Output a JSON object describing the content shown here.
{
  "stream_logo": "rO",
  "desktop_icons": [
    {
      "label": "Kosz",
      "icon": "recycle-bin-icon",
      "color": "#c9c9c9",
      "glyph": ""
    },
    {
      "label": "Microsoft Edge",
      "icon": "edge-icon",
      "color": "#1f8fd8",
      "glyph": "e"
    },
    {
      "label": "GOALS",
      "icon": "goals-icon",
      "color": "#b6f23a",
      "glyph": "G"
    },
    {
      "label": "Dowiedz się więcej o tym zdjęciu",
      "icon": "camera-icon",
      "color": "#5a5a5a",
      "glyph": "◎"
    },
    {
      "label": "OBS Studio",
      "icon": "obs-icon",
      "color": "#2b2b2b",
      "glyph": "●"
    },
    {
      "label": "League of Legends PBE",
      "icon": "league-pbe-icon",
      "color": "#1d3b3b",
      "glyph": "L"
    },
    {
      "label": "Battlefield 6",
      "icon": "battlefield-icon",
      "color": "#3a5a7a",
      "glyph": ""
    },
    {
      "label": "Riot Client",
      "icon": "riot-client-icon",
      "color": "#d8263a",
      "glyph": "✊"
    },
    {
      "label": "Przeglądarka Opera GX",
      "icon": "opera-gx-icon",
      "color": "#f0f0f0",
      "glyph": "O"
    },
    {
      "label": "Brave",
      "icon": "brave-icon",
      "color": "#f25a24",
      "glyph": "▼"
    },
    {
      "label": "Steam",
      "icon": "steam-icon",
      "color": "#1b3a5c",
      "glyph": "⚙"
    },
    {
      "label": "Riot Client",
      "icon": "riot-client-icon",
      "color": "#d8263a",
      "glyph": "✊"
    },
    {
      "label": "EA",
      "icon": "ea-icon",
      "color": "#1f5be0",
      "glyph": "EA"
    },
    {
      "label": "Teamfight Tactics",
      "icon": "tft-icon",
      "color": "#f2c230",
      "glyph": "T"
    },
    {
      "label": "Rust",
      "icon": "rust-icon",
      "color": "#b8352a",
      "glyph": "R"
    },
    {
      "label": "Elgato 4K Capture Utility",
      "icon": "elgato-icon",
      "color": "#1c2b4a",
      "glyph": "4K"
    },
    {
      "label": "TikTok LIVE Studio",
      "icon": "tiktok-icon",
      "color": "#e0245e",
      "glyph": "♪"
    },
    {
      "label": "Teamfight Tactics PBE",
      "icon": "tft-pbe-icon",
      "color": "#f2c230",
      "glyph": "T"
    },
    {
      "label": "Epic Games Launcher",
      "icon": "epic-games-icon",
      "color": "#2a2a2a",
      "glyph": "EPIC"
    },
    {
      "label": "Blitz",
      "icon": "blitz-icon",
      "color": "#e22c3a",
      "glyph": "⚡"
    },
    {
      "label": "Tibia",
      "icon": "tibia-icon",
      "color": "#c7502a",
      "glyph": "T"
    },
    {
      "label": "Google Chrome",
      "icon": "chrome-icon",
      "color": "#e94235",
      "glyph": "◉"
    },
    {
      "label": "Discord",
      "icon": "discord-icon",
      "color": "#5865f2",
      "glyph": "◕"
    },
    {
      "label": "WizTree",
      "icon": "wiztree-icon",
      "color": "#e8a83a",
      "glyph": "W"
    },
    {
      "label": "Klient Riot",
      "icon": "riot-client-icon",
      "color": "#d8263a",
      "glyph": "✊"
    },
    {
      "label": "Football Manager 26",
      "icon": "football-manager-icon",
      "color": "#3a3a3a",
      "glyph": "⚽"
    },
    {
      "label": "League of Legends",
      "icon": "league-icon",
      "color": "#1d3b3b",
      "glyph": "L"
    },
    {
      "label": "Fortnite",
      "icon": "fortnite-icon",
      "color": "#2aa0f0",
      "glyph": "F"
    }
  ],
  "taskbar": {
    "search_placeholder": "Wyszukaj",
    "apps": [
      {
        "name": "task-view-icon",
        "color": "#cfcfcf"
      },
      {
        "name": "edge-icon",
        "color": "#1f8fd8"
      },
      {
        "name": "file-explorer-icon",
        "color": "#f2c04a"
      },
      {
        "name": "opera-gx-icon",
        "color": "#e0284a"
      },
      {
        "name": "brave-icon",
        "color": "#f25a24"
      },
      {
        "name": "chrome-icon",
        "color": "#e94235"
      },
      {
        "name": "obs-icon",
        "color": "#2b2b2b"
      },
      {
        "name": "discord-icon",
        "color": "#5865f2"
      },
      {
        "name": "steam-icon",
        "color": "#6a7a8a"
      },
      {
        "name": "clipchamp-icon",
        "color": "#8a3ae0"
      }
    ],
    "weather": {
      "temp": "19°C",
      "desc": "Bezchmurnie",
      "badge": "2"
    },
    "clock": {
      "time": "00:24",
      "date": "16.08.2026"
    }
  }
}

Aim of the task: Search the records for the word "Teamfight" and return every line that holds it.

Answer to the exercise:
      "label": "Teamfight Tactics",
      "label": "Teamfight Tactics PBE",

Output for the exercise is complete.